Look through the entries and count each line that includes the string "ради". Reply with the number alone.

Entries from a dataset of interfaces
╭──
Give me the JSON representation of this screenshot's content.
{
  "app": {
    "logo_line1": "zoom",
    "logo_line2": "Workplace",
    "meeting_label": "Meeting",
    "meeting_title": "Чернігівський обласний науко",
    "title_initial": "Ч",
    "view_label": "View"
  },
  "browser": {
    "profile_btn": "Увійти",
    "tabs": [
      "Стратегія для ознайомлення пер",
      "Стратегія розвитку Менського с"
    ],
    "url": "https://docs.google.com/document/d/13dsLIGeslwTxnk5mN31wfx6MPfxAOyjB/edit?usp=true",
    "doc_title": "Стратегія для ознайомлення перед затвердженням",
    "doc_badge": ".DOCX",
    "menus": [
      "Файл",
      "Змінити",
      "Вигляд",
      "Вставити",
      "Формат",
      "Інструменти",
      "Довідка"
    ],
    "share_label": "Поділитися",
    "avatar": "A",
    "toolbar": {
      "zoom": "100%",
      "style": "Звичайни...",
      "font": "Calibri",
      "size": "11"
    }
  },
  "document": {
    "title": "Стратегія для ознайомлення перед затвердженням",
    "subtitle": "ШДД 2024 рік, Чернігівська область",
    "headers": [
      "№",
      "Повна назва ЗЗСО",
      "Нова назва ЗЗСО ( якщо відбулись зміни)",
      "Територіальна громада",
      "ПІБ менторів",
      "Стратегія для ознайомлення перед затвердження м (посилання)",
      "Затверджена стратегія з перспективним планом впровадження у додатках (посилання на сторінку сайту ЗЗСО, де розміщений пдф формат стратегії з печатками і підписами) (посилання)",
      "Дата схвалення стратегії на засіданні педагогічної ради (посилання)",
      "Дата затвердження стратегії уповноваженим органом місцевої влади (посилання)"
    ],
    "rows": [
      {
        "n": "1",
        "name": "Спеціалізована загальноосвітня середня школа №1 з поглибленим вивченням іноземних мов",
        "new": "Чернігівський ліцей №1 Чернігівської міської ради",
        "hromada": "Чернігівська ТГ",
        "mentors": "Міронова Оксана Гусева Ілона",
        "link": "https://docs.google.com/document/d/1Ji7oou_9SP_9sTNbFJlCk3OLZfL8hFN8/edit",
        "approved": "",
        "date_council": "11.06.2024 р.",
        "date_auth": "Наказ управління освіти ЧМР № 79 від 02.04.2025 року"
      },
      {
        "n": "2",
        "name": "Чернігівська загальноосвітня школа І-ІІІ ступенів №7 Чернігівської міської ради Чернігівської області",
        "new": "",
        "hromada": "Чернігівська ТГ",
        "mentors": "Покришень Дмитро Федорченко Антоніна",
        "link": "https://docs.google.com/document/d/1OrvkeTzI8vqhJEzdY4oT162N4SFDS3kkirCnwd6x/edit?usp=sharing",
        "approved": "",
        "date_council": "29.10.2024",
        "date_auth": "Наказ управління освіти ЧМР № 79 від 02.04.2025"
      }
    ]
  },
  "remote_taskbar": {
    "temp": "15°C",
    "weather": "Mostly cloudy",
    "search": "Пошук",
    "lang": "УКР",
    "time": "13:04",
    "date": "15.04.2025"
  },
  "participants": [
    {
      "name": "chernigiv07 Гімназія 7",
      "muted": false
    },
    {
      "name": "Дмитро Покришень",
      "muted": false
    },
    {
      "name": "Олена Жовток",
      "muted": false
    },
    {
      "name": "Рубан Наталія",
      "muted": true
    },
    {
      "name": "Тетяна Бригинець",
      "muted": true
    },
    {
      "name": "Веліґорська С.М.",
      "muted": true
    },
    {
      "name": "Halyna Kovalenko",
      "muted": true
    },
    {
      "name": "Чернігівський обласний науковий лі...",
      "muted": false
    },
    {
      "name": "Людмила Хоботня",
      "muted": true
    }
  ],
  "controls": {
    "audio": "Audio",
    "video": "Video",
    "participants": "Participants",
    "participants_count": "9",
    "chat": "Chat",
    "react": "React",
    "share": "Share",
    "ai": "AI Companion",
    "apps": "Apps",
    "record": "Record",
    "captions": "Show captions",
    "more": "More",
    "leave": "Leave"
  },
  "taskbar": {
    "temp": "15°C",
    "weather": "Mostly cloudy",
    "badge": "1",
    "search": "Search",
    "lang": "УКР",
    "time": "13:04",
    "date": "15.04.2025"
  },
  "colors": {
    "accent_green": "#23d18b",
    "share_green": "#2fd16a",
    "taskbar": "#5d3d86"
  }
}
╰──
▸ **Written solution**: 3